by Mitch Kokai
Senior Political Analyst, John Locke Foundation
Most media accounts about U.S. Supreme Court politics focus on a conservative bloc of four votes; a liberal bloc of another four votes; and Associate Justice Anthony Kennedy, a Reagan-appointed Republican who’s seen nonetheless as a potential swing vote in the closest of split cases.
But that assessment of the high court’s ideological makeup proves to be oversimplified. The new book Overruled from Damon Root, senior editor at the libertarian Reason magazine, details the history of an ideological split on constitutional law issues within the “conservative” camp. (Root discussed the book during a recent Federalist Society speech in Raleigh.) It’s a split that helps explain why Obamacare survived its first encounter with the Supreme Court, and why no one should feel confident that a court led by “conservatives” will act consistently to protect individual freedoms from government overreach.
Root uses the Obamacare ruling to help set the stage for his work, focusing on the surprise and outrage among many conservatives when they learned that Chief Justice John Roberts had written the ruling that preserved the Affordable Care Act.
But Roberts had not actually betrayed legal conservatism; he had simply followed one of two possible conservative paths in the case. Judicial restraint, as Roberts well understood, was not only a touchstone of the Progressive left; it was also a philosophy adopted by many members of the modern right. Conservative icon Robert Bork, for example, the former Yale law professor and federal judge whose failed 1987 Supreme Court nomination had galvanized Republicans and set the stage for future judicial confirmation battles, was an outspoken proponent of granting [Oliver Wendell] Holmes-style deference to the elected branches of government. As Bork argued in his bestselling book The Tempting of America, the “first principle” of the U.S. system was not individual rights; it was majority rule, which meant that when it came to the vast preponderance of political disputes, the courts should simply butt out. “In wide areas of life,” Bork wrote, “majorities are entitled to rule, if they wish, simply because they are majorities.” …
… That was the path taken by Roberts in the health care case. The only problem was that very few conservatives wanted to join him for the ride. Instead of seeking judicial deference, they wanted the justices to nullify President Obama’s signature legislative achievement and overrule the elected branches of government — something the Supreme Court had not done since the great legal battles over Franklin Roosevelt’s New Deal in the 1930s.
This was the other conservative path, the one Roberts refused to take.
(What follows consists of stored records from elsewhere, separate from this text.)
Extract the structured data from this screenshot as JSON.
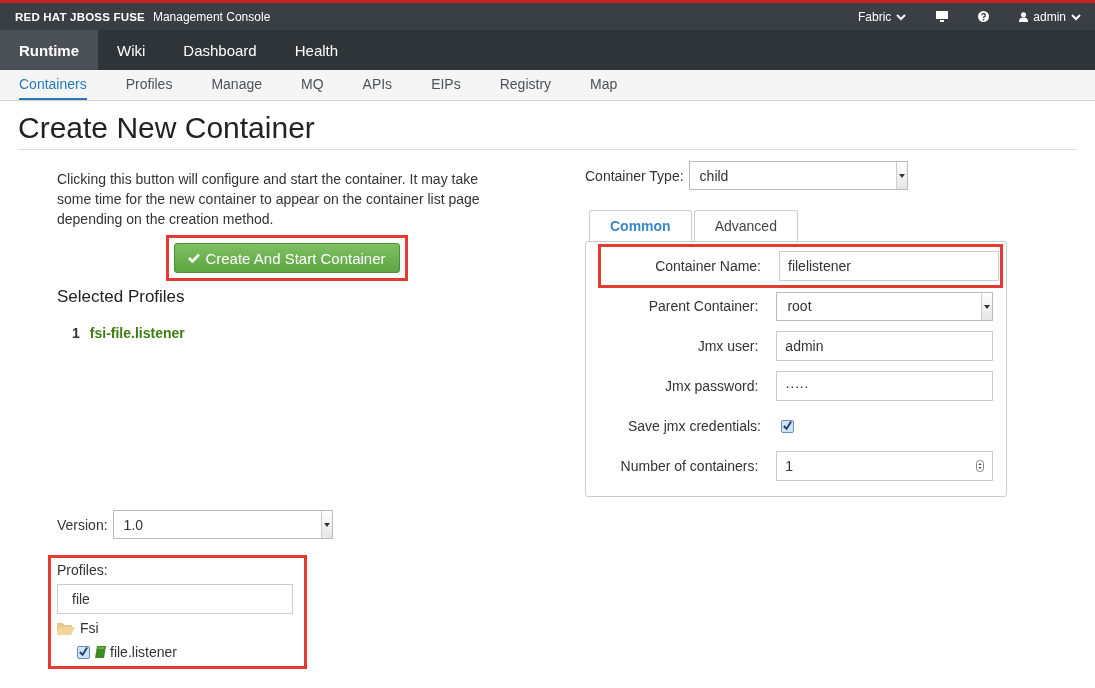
{
  "header": {
    "brand": "RED HAT JBOSS FUSE",
    "product": "Management Console",
    "menus": [
      {
        "kind": "dropdown",
        "label": "Fabric"
      },
      {
        "kind": "monitor"
      },
      {
        "kind": "help"
      },
      {
        "kind": "user",
        "label": "admin"
      }
    ]
  },
  "main_nav": [
    {
      "label": "Runtime",
      "selected": true
    },
    {
      "label": "Wiki",
      "selected": false
    },
    {
      "label": "Dashboard",
      "selected": false
    },
    {
      "label": "Health",
      "selected": false
    }
  ],
  "sub_nav": [
    {
      "label": "Containers",
      "selected": true
    },
    {
      "label": "Profiles",
      "selected": false
    },
    {
      "label": "Manage",
      "selected": false
    },
    {
      "label": "MQ",
      "selected": false
    },
    {
      "label": "APIs",
      "selected": false
    },
    {
      "label": "EIPs",
      "selected": false
    },
    {
      "label": "Registry",
      "selected": false
    },
    {
      "label": "Map",
      "selected": false
    }
  ],
  "page_title": "Create New Container",
  "description": "Clicking this button will configure and start the container. It may take some time for the new container to appear on the container list page depending on the creation method.",
  "create_button": "Create And Start Container",
  "selected_profiles": {
    "title": "Selected Profiles",
    "items": [
      {
        "index": "1",
        "name": "fsi-file.listener"
      }
    ]
  },
  "container_type": {
    "label": "Container Type:",
    "value": "child"
  },
  "tabs": [
    {
      "label": "Common",
      "selected": true
    },
    {
      "label": "Advanced",
      "selected": false
    }
  ],
  "fields": [
    {
      "kind": "text",
      "label": "Container Name:",
      "value": "filelistener",
      "highlighted": true
    },
    {
      "kind": "select",
      "label": "Parent Container:",
      "value": "root",
      "highlighted": false
    },
    {
      "kind": "text",
      "label": "Jmx user:",
      "value": "admin",
      "highlighted": false
    },
    {
      "kind": "password",
      "label": "Jmx password:",
      "value": "·····",
      "highlighted": false
    },
    {
      "kind": "checkbox",
      "label": "Save jmx credentials:",
      "checked": true,
      "highlighted": false
    },
    {
      "kind": "number",
      "label": "Number of containers:",
      "value": "1",
      "highlighted": false
    }
  ],
  "version": {
    "label": "Version:",
    "value": "1.0"
  },
  "profiles": {
    "label": "Profiles:",
    "filter": "file",
    "tree": [
      {
        "label": "Fsi",
        "expanded": true,
        "children": [
          {
            "label": "file.listener",
            "checked": true
          }
        ]
      }
    ]
  }
}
Like the Bork-Holmes approach, it too has its roots in the legal and political controversies of the late nineteenth and early twentieth centuries. Except this school of thought was not inspired by Holmes, but by the legal figures who opposed him: the conservative and libertarian judges and lawyers who rejected judicial deference and worked instead to strike down many of the laws imposed during the Progressive and New Deal eras.
Root goes on to recount this history. While he doesn’t explicitly take sides, it’s clear that the heroes of his story are the libertarian legal thinkers who challenged judicial restraint, during the Progressive and New Deal days and during recent decades.
Fans of Bork’s approach will no doubt finish the book with a sense that their arguments have been given short shrift. In addition, liberal supporters of a “living Constitution” approach will find nothing in the book bolstering their case.
Nonetheless, anyone interested in the way the Supreme Court approaches thorny constitutional issues will find value in Root’s investigation into a lingering conservative-libertarian divide.